Students Ross Gosnell,Trenton Moore, Layla Durocher, Brenden Rowan, Trystin Music, and Gavin Nique work together on a multi-camera news project.Projects in the Media Arts program vary, but each project builds upon the last, leading to greater mastery. Learning to tell a story through photography helps students transition to more complicated video assignments according to Instructor and Program Head Jessica Keffaber. She’s originally from Wabash, where she graduated from Northfield High School in 2002 and then earned her bachelor’s degree in telecommunications from Ball State University. After graduating she worked in television production in LA. Keffaber then decided to move home and pursue teaching. She says her job is the best of both worlds; she gets to play in the world of media and teach it to students who also have a passion for it.

One advanced project Keffaber says students look forward to is the “Foley Project,” where they replace the audio from a movie clip of their choice. Beyond individual projects, they also have the opportunity to develop digital portfolios and participate in a showcase at the end of each school year to demonstrate what they have learned. This year students from seven area high schools have learned not just how to use equipment, but also how to manage real world situations. Keffaber explains how a student does not have to pursue a career in the media field for the program to be worthwhile.

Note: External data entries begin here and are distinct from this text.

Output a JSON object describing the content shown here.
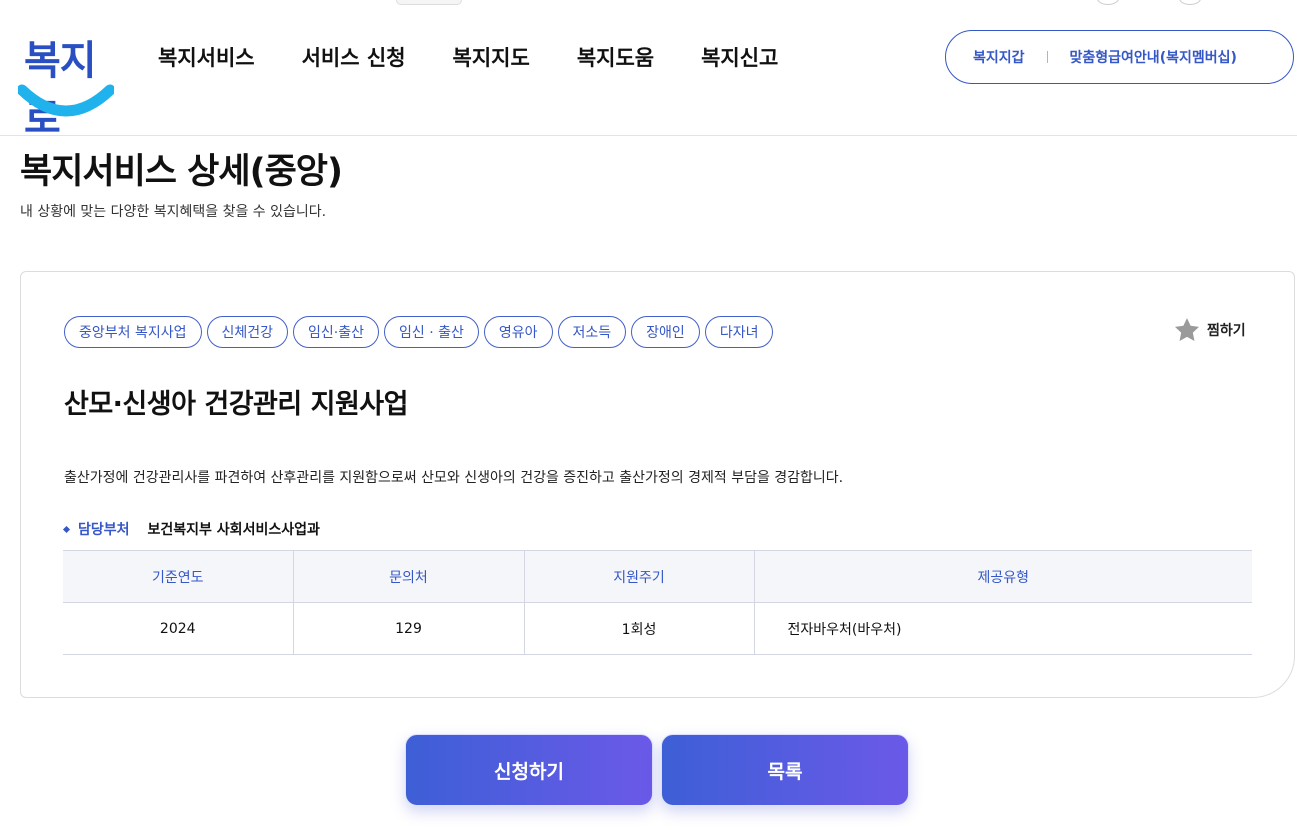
{
  "header": {
    "logo_text": "복지로",
    "nav": [
      "복지서비스",
      "서비스 신청",
      "복지지도",
      "복지도움",
      "복지신고"
    ],
    "util_links": [
      "복지지갑",
      "맞춤형급여안내(복지멤버십)"
    ]
  },
  "page": {
    "title": "복지서비스 상세(중앙)",
    "subtitle": "내 상황에 맞는 다양한 복지혜택을 찾을 수 있습니다."
  },
  "service": {
    "tags": [
      "중앙부처 복지사업",
      "신체건강",
      "임신·출산",
      "임신 · 출산",
      "영유아",
      "저소득",
      "장애인",
      "다자녀"
    ],
    "wish_label": "찜하기",
    "title": "산모·신생아 건강관리 지원사업",
    "description": "출산가정에 건강관리사를 파견하여 산후관리를 지원함으로써 산모와 신생아의 건강을 증진하고 출산가정의 경제적 부담을 경감합니다.",
    "dept_label": "담당부처",
    "dept_value": "보건복지부 사회서비스사업과",
    "table": {
      "headers": [
        "기준연도",
        "문의처",
        "지원주기",
        "제공유형"
      ],
      "row": [
        "2024",
        "129",
        "1회성",
        "전자바우처(바우처)"
      ]
    }
  },
  "actions": {
    "apply_label": "신청하기",
    "list_label": "목록"
  },
  "colors": {
    "accent": "#3557c7",
    "logo_smile": "#1fb2ec",
    "button_gradient_start": "#3d5fd6",
    "button_gradient_end": "#6b59e8",
    "star": "#9a9a9a"
  },
  "icons": {
    "wish": "star-icon",
    "dept_bullet": "diamond-bullet-icon"
  }
}
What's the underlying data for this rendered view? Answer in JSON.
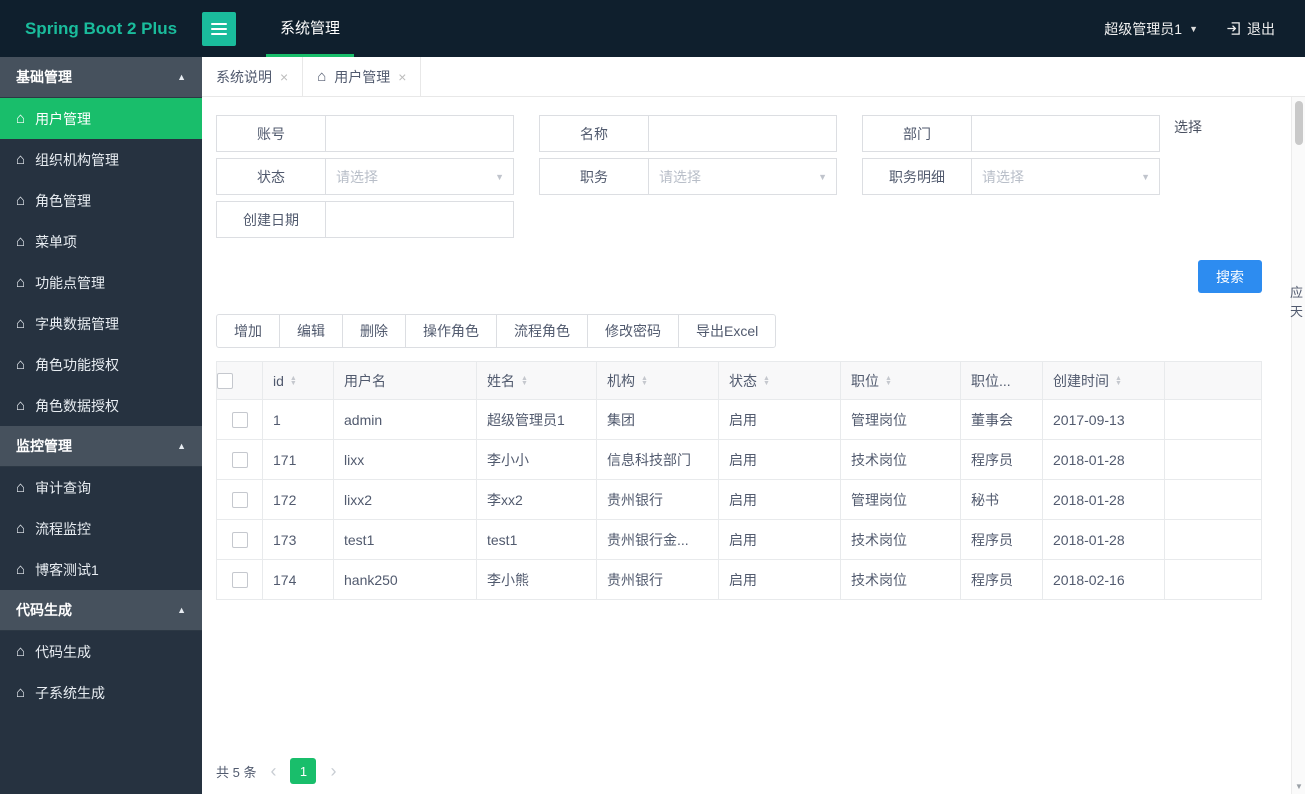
{
  "topbar": {
    "logo": "Spring Boot 2 Plus",
    "nav_item": "系统管理",
    "user": "超级管理员1",
    "logout": "退出"
  },
  "sidebar": {
    "sections": [
      {
        "title": "基础管理",
        "items": [
          "用户管理",
          "组织机构管理",
          "角色管理",
          "菜单项",
          "功能点管理",
          "字典数据管理",
          "角色功能授权",
          "角色数据授权"
        ]
      },
      {
        "title": "监控管理",
        "items": [
          "审计查询",
          "流程监控",
          "博客测试1"
        ]
      },
      {
        "title": "代码生成",
        "items": [
          "代码生成",
          "子系统生成"
        ]
      }
    ]
  },
  "tabs": [
    {
      "label": "系统说明"
    },
    {
      "label": "用户管理"
    }
  ],
  "form": {
    "fields": [
      {
        "label": "账号",
        "type": "text",
        "value": ""
      },
      {
        "label": "名称",
        "type": "text",
        "value": ""
      },
      {
        "label": "部门",
        "type": "text",
        "value": ""
      },
      {
        "label": "状态",
        "type": "select",
        "placeholder": "请选择"
      },
      {
        "label": "职务",
        "type": "select",
        "placeholder": "请选择"
      },
      {
        "label": "职务明细",
        "type": "select",
        "placeholder": "请选择"
      },
      {
        "label": "创建日期",
        "type": "text",
        "value": ""
      }
    ],
    "choose_label": "选择",
    "search_button": "搜索"
  },
  "toolbar": [
    "增加",
    "编辑",
    "删除",
    "操作角色",
    "流程角色",
    "修改密码",
    "导出Excel"
  ],
  "table": {
    "headers": [
      {
        "label": "id",
        "sortable": true
      },
      {
        "label": "用户名",
        "sortable": false
      },
      {
        "label": "姓名",
        "sortable": true
      },
      {
        "label": "机构",
        "sortable": true
      },
      {
        "label": "状态",
        "sortable": true
      },
      {
        "label": "职位",
        "sortable": true
      },
      {
        "label": "职位...",
        "sortable": false
      },
      {
        "label": "创建时间",
        "sortable": true
      }
    ],
    "rows": [
      [
        "1",
        "admin",
        "超级管理员1",
        "集团",
        "启用",
        "管理岗位",
        "董事会",
        "2017-09-13"
      ],
      [
        "171",
        "lixx",
        "李小小",
        "信息科技部门",
        "启用",
        "技术岗位",
        "程序员",
        "2018-01-28"
      ],
      [
        "172",
        "lixx2",
        "李xx2",
        "贵州银行",
        "启用",
        "管理岗位",
        "秘书",
        "2018-01-28"
      ],
      [
        "173",
        "test1",
        "test1",
        "贵州银行金...",
        "启用",
        "技术岗位",
        "程序员",
        "2018-01-28"
      ],
      [
        "174",
        "hank250",
        "李小熊",
        "贵州银行",
        "启用",
        "技术岗位",
        "程序员",
        "2018-02-16"
      ]
    ]
  },
  "pagination": {
    "total": "共 5 条",
    "page": "1"
  },
  "edge_text": [
    "应",
    "天"
  ],
  "colors": {
    "logo_teal": "#1abc9c",
    "accent_green": "#19be6b",
    "search_blue": "#2d8cf0",
    "topbar_bg": "#0f1f2d",
    "sidebar_bg": "#263240",
    "section_header_bg": "#46515d"
  }
}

First year students working with cameras in class.“Every project has a deadline,” she says. “A lot of work the students do is in groups. Sometimes they get to choose their groups, and sometimes those groups are chosen for them. The students learn how to work with others whether they are familiar with each other or not. They learn how to complete projects from development and planning through execution.”

In fact, some of Keffaber’s success stories are about students who developed soft skills regardless of their career paths. One student went from having difficulty interacting with classmates to confidently speaking in front of a crowd of more than 100 people, Keffaber says. Another student lacking motivation and work ethic learned to care about quality, evaluations, and improving upon mistakes.

Photo taken and edited by Layla Durocher, Peru High School, as part of a project where multiple photos had to be combined to tell a story.“One thing I tell my students every year is that it’s okay to fail as long as they try,” says Keffaber. “I want them to take risks. I want them to try new things. If it doesn’t work, we’ll figure out what went wrong and how to make sure it works next time. But they’ll never know what they are fully capable of if they don’t take risks.”

With hands-on learning experiences, digital production skills, soft skills, and educated risk-taking, the Honeywell Heartland Media Arts Program helps students prepare for their future today.